[Records from a collection]

────

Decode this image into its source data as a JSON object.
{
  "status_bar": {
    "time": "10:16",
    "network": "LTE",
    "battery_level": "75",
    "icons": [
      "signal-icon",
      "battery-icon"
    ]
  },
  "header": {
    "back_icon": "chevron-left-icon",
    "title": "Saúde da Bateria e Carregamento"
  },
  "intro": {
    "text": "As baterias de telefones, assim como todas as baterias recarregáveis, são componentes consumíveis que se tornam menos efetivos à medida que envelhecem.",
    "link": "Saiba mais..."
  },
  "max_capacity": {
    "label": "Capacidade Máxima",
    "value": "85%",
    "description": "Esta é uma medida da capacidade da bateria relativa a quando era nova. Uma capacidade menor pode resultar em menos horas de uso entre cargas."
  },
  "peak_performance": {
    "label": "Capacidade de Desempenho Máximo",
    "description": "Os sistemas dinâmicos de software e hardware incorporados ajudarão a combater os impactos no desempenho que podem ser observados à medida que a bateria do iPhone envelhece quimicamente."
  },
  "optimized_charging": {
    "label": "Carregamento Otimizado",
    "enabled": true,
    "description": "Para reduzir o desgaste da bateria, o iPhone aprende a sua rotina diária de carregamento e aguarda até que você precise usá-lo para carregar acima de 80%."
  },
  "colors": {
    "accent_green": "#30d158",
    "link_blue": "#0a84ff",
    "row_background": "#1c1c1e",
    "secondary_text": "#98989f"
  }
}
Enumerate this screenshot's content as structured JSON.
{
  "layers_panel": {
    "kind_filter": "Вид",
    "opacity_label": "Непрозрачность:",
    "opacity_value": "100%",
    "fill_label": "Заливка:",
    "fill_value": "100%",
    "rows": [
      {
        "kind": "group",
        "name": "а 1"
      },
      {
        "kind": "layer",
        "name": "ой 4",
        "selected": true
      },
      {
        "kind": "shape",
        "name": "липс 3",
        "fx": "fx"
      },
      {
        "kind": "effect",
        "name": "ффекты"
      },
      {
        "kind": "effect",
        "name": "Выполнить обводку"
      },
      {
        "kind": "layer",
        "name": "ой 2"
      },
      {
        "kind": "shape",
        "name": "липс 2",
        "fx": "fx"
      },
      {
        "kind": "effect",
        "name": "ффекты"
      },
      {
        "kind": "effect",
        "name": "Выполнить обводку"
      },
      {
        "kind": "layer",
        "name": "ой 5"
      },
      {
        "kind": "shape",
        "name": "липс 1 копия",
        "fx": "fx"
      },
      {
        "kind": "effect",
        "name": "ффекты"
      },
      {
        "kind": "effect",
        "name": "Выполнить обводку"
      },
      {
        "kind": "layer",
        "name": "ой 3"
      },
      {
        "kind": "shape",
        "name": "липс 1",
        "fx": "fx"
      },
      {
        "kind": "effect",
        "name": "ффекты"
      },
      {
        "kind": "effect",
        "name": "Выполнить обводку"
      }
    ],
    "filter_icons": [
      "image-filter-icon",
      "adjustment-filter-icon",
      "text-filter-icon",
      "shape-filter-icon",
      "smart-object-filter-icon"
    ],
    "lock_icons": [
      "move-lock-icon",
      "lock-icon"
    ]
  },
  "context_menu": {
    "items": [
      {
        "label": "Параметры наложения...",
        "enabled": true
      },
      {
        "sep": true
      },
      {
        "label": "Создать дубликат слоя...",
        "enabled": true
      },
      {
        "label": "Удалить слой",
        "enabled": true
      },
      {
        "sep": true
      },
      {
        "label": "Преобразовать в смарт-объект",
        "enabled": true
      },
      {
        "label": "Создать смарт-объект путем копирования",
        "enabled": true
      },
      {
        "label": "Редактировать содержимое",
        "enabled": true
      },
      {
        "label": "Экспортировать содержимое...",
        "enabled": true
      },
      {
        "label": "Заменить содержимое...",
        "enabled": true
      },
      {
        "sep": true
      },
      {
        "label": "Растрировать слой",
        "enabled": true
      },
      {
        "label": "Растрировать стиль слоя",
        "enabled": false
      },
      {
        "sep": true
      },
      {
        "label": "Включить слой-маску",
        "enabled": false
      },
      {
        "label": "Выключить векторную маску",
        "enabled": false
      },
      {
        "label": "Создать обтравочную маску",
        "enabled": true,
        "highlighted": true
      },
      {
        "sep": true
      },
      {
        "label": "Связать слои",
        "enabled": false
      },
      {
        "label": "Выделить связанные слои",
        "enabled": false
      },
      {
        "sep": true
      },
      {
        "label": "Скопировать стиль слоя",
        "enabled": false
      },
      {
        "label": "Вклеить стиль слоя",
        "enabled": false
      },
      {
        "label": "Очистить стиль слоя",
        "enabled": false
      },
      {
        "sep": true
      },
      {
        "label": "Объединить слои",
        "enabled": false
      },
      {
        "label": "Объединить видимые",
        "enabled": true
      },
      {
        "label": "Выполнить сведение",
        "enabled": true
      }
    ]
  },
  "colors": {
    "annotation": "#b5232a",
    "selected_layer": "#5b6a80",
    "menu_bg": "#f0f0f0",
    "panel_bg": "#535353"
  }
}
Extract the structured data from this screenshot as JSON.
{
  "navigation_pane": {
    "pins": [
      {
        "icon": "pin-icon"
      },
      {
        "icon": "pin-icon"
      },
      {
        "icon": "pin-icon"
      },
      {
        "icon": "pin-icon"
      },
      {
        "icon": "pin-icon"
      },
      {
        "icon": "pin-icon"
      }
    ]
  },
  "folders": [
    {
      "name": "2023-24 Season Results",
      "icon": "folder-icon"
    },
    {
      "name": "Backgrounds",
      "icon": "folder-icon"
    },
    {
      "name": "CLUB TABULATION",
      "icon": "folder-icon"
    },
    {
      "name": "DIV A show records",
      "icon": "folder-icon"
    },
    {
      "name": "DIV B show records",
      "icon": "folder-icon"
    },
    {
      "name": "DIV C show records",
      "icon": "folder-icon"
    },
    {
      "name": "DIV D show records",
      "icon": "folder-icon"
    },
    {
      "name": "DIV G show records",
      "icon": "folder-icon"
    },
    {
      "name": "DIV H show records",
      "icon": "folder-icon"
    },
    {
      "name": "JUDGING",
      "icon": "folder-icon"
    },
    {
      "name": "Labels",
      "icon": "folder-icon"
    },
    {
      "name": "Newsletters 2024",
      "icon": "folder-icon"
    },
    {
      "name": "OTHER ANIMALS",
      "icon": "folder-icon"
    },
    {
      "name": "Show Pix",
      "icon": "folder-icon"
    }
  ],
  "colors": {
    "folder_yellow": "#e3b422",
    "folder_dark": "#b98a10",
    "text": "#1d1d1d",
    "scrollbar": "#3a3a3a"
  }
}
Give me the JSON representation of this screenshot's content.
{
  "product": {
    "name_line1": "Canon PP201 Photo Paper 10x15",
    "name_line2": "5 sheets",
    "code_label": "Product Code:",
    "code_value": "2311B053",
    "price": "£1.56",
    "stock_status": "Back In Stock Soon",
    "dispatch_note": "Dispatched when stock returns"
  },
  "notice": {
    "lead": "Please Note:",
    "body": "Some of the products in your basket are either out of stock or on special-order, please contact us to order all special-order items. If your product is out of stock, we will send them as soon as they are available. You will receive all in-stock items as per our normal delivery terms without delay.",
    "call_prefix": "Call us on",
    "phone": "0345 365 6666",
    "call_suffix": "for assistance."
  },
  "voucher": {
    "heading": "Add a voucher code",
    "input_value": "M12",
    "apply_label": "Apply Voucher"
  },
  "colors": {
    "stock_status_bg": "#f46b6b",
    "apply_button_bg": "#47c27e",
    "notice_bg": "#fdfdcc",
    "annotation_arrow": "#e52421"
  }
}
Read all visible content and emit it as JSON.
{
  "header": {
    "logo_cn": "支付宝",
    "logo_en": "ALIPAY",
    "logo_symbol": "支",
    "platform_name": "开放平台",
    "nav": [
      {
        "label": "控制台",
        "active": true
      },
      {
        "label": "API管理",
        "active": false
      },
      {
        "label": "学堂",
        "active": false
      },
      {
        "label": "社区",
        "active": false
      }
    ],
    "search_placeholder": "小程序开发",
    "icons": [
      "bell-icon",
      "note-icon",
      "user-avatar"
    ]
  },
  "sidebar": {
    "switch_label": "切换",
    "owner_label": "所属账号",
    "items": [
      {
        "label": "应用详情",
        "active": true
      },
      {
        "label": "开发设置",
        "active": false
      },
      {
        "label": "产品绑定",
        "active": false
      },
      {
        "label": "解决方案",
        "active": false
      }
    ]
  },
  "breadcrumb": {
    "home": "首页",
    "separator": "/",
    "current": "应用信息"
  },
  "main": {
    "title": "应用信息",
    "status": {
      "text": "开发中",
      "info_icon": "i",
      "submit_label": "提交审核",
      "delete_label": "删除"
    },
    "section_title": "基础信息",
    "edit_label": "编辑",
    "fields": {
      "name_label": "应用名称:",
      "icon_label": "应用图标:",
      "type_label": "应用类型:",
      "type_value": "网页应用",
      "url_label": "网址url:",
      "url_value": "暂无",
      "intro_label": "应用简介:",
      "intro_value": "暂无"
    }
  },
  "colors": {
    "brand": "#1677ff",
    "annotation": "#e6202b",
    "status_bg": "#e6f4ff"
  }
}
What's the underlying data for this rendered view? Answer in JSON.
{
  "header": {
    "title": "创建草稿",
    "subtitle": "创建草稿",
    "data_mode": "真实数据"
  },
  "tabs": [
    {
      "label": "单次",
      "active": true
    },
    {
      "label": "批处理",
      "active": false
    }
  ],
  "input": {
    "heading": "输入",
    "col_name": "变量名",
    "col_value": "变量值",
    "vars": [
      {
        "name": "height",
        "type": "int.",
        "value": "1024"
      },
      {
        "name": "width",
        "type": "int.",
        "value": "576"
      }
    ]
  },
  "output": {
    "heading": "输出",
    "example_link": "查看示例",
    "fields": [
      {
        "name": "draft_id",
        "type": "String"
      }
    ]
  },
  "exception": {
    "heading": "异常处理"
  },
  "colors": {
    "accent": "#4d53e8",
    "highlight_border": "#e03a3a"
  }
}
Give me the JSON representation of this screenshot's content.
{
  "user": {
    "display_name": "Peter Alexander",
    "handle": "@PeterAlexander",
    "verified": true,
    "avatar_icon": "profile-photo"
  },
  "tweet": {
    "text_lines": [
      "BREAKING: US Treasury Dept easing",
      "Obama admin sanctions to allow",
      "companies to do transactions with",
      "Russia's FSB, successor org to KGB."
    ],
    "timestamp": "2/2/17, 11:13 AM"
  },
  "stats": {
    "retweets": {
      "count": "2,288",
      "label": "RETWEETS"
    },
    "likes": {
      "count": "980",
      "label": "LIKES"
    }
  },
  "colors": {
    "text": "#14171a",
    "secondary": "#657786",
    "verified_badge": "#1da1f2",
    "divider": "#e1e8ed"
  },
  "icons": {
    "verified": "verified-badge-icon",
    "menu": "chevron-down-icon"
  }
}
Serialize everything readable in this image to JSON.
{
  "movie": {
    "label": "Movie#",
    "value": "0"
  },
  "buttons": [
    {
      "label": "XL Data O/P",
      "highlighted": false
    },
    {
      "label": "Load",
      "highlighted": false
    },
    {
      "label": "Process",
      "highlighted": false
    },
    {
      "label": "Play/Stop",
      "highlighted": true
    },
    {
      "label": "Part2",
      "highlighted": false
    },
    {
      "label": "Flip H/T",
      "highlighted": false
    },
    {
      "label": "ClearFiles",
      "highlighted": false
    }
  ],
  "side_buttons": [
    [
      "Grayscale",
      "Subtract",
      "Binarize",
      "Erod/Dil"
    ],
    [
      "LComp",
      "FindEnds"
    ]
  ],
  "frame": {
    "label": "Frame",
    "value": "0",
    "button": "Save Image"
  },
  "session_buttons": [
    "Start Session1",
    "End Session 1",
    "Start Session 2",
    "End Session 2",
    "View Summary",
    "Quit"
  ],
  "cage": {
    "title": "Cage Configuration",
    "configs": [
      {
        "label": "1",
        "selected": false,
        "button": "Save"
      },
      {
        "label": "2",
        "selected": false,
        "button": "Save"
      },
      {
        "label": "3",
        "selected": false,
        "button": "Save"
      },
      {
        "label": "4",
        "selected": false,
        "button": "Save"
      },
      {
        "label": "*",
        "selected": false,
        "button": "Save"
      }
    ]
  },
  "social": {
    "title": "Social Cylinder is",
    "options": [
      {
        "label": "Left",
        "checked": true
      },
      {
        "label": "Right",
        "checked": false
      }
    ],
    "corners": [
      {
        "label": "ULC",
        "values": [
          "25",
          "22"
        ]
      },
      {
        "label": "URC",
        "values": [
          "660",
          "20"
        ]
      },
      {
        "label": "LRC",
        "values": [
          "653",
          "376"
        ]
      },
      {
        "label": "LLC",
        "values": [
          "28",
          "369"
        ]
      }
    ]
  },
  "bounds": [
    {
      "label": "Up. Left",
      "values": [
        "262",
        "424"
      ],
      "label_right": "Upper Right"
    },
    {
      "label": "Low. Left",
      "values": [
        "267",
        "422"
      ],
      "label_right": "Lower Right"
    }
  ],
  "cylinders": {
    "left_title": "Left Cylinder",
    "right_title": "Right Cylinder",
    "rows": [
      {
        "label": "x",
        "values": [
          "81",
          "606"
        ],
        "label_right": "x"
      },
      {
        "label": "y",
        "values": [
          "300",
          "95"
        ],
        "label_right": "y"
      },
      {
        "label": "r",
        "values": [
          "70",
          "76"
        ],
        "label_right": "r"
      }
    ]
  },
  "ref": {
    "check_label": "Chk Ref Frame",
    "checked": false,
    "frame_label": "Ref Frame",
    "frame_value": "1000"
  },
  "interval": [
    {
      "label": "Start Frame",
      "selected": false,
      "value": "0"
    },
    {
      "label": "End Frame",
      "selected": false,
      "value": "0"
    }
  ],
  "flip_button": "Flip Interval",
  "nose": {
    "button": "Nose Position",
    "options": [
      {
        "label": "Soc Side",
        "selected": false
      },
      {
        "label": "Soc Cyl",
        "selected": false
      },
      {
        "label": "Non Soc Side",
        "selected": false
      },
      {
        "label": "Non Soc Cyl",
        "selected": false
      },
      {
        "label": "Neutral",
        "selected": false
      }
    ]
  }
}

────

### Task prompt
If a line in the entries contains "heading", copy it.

### Response
    "heading": "Add a voucher code",
    "heading": "输入",
    "heading": "输出",
    "heading": "异常处理"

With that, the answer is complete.